But for customers interested only in the fundamentals, Fitterer handles the tutorials himself, one on one, with hopes of someday starting monthly classes with captains and manufacturers’ reps as guest speakers.

Fitterer stresses that casual anglers should understand that something big, such as a shark or tarpon, can take their hook by surprise. So they should always carry scissors to cut the line rather than have their reels destroyed by the heat of line racing away with the fish. 


In Fort Myers, fishing lessons are included with the purchase of boats at Marina Mike’s. General manager Shawn Henderson says staffers who deliver boats also offer savvy tips on fishing spots, bait and techniques. The dealership also features fishing guides as guest speakers at occasional customer appreciation parties.

On Sanibel Island, would-be anglers of all ages can get the information they need at no charge at Whitney’s Bait & Tackle, where Capt. Whitney Jones has become an icon from more than 20 years in the field.

Capt. Jarrett Jones, one of Uncle Whitney’s guides, says staff can teach about knots, lures, rigging, baiting hooks, fly fishing and “the art of casting” and much more via charter excursions or right in the store. Jarrett Jones says his main safety tip is to always carry needle-nosed pliers to extract hooks. “We have a lot of fish here with big teeth,” he cautions.

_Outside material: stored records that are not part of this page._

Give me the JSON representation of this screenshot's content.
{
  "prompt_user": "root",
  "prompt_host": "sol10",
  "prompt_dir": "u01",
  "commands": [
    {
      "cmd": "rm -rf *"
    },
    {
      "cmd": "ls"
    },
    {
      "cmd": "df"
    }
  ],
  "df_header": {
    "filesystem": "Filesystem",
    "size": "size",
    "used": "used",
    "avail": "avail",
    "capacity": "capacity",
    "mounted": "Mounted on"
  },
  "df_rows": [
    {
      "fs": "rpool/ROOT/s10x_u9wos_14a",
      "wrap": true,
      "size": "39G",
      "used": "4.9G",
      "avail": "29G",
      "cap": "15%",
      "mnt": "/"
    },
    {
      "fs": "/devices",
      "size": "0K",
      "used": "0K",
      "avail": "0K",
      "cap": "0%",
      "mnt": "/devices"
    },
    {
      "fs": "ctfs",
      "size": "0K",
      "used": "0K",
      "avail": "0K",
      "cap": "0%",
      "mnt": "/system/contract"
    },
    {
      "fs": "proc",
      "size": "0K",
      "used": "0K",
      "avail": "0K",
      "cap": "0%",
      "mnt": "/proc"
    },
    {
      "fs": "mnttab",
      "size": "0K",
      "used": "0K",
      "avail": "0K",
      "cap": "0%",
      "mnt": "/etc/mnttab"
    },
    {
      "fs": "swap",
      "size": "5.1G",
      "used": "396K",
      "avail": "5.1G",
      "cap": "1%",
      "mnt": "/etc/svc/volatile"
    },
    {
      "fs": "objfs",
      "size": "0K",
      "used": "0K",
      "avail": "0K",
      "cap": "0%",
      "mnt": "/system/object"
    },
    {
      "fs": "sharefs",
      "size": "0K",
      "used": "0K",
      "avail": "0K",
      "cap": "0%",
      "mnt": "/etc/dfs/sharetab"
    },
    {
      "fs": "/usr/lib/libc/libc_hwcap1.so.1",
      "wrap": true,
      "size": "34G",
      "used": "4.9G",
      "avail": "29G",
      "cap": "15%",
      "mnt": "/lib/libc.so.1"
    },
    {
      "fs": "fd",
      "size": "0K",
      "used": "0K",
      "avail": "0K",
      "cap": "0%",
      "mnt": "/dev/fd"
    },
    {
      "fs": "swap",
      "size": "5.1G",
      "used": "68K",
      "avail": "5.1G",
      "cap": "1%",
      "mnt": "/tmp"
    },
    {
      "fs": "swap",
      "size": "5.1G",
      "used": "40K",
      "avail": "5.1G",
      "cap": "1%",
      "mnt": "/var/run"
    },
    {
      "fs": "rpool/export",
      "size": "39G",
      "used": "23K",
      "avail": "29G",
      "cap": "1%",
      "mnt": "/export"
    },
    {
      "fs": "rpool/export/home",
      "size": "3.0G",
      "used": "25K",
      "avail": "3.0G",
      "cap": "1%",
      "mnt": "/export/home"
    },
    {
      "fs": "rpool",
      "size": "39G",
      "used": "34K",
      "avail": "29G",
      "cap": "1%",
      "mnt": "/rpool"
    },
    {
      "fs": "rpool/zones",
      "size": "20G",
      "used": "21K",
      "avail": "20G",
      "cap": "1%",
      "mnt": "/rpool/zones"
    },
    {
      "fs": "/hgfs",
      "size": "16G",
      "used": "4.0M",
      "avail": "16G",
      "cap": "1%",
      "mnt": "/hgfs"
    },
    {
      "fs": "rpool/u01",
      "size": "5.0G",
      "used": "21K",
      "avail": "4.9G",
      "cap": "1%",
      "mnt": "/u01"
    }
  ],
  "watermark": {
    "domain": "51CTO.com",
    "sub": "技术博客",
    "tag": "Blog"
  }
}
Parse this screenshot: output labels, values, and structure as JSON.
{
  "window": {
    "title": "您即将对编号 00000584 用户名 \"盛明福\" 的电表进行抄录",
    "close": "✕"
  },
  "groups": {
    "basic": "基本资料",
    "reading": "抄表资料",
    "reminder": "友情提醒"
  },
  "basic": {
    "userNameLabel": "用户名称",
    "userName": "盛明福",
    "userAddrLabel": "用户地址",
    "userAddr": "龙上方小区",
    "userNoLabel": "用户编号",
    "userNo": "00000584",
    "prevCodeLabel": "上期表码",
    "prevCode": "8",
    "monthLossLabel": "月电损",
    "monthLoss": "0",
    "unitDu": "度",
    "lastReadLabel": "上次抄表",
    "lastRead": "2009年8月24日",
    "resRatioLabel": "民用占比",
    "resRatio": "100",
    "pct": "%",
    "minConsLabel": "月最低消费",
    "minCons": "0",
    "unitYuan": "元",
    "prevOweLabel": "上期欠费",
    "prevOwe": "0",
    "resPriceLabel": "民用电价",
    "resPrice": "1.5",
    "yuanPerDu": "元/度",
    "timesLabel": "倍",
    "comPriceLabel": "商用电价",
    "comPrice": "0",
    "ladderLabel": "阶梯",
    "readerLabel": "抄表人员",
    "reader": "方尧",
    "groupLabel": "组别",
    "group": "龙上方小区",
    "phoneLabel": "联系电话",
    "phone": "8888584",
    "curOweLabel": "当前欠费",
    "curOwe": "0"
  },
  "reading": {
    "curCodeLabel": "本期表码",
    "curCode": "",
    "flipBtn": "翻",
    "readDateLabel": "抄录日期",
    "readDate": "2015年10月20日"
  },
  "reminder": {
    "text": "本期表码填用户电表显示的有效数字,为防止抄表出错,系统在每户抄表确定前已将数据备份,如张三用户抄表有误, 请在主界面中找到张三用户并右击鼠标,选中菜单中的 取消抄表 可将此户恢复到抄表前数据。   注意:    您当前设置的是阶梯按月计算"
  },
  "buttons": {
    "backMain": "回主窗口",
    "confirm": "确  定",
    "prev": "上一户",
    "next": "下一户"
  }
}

He also offers a reel maintenance tip: Don’t clean saltwater reels with a high-pressure garden hose, which washes away internal lubricants. It’s better to use a dry cloth with a little WD-40.

 Meanwhile, Norm Zeigler is a legend (“in my own mind,” he jokes) after 25 years on Sanibel and 45 years fly fishing. He offers a free hour of instruction (a $75 value) for customers who purchase a rod and reel from his eponymous fly, bait and tackle shop (Norm Zeigler’s Fly Shop). He books nearly a dozen of the area’s top guides, including Joe Mahler of Fort Myers, a certified fly casting instructor who Zeigler praises and says is patient with students. “Never pay anybody to yell at you,” says Zeigler.

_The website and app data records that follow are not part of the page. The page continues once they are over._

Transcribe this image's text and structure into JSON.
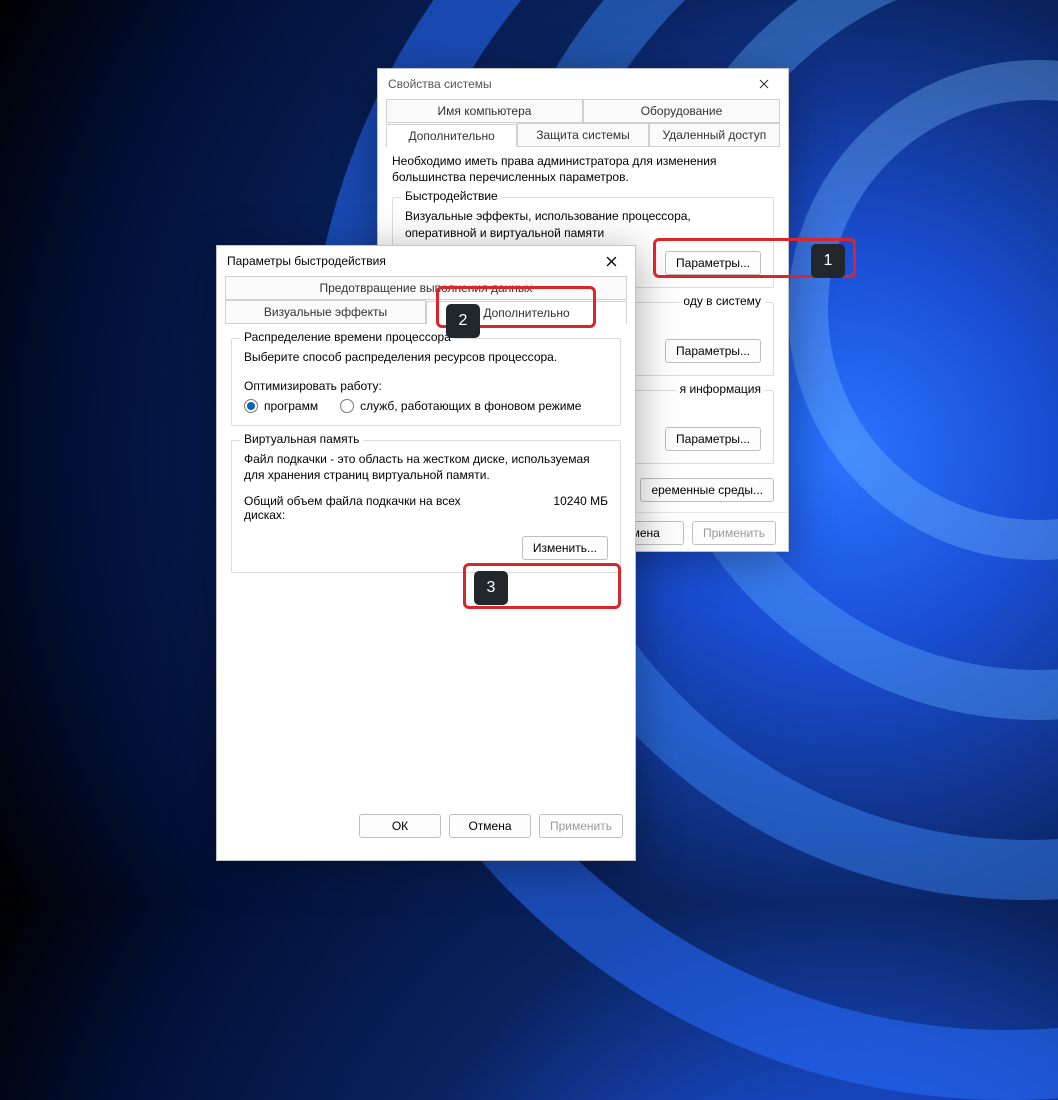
{
  "sys": {
    "title": "Свойства системы",
    "tabs_row1": {
      "computer_name": "Имя компьютера",
      "hardware": "Оборудование"
    },
    "tabs_row2": {
      "advanced": "Дополнительно",
      "system_protection": "Защита системы",
      "remote": "Удаленный доступ"
    },
    "admin_note": "Необходимо иметь права администратора для изменения большинства перечисленных параметров.",
    "perf": {
      "title": "Быстродействие",
      "desc": "Визуальные эффекты, использование процессора, оперативной и виртуальной памяти",
      "btn": "Параметры..."
    },
    "profiles": {
      "title_partial": "оду в систему",
      "btn": "Параметры..."
    },
    "startup": {
      "title_partial": "я информация",
      "btn": "Параметры..."
    },
    "envvars_btn": "еременные среды...",
    "footer": {
      "cancel": "тмена",
      "apply": "Применить"
    }
  },
  "perf": {
    "title": "Параметры быстродействия",
    "tabs_row1": {
      "dep": "Предотвращение выполнения данных"
    },
    "tabs_row2": {
      "visual": "Визуальные эффекты",
      "advanced": "Дополнительно"
    },
    "cpu": {
      "title": "Распределение времени процессора",
      "desc": "Выберите способ распределения ресурсов процессора.",
      "optimize_label": "Оптимизировать работу:",
      "opt_programs": "программ",
      "opt_services": "служб, работающих в фоновом режиме"
    },
    "vmem": {
      "title": "Виртуальная память",
      "desc": "Файл подкачки - это область на жестком диске, используемая для хранения страниц виртуальной памяти.",
      "total_label": "Общий объем файла подкачки на всех дисках:",
      "total_value": "10240 МБ",
      "btn": "Изменить..."
    },
    "footer": {
      "ok": "ОК",
      "cancel": "Отмена",
      "apply": "Применить"
    }
  },
  "annotations": {
    "n1": "1",
    "n2": "2",
    "n3": "3"
  }
}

Zeigler’s credentials set him apart. The veteran journalist has written books such as Snook on a Fly and Famous Fly Fishers, and invented Norm’s Crystal Schminnow—a fly that is half shrimp and half minnow—which is used around the world. His safety tips? Tamp down barbs on hooks, to reduce injury to fish as well as anglers; practice catch and release; and be careful with long, wispy fly rods around ceiling fans and doors. 

Meanwhile, Cape Coral Yacht Club Community Park offers instructional fishing derbies for small fry every September. About 150 children, who got to keep the rods and reels, took part last year. This year’s Spring Break Fishing Camp, for ages 8 to 13, is March 17 and 19, from 8 a.m. to 5 p.m. The $25 daily fee includes bait and equipment. It promises “fun and adventure” while campers learn how, when and where to catch fish and cast nets. Call 574-0806 to register.

Based in Estero and guiding freshwater anglers all over Southwest Florida, Debbie Hanson is a popular teacher at Bass Pro Shops’ classes for women, and elsewhere. Her safety tips include wearing life vests and having a Global Positioning System or personal locator beacon gear when on the water, staying hydrated and using polarized sunglasses and sunscreen.

“I’ve been incredibly fortunate to have had some amazing fishing mentors who shared their time and knowledge with me throughout the years. I only hope that I can continue to keep paying it forward by helping others who have a true desire to learn and build on their skills,” she says. “That’s the best thing about our sport. No matter how much you think you know, there is always more you can learn.”


Jeff Lytle is the retired editorial page editor and TV host from the Naples Daily News. He now lives in Bonita Springs.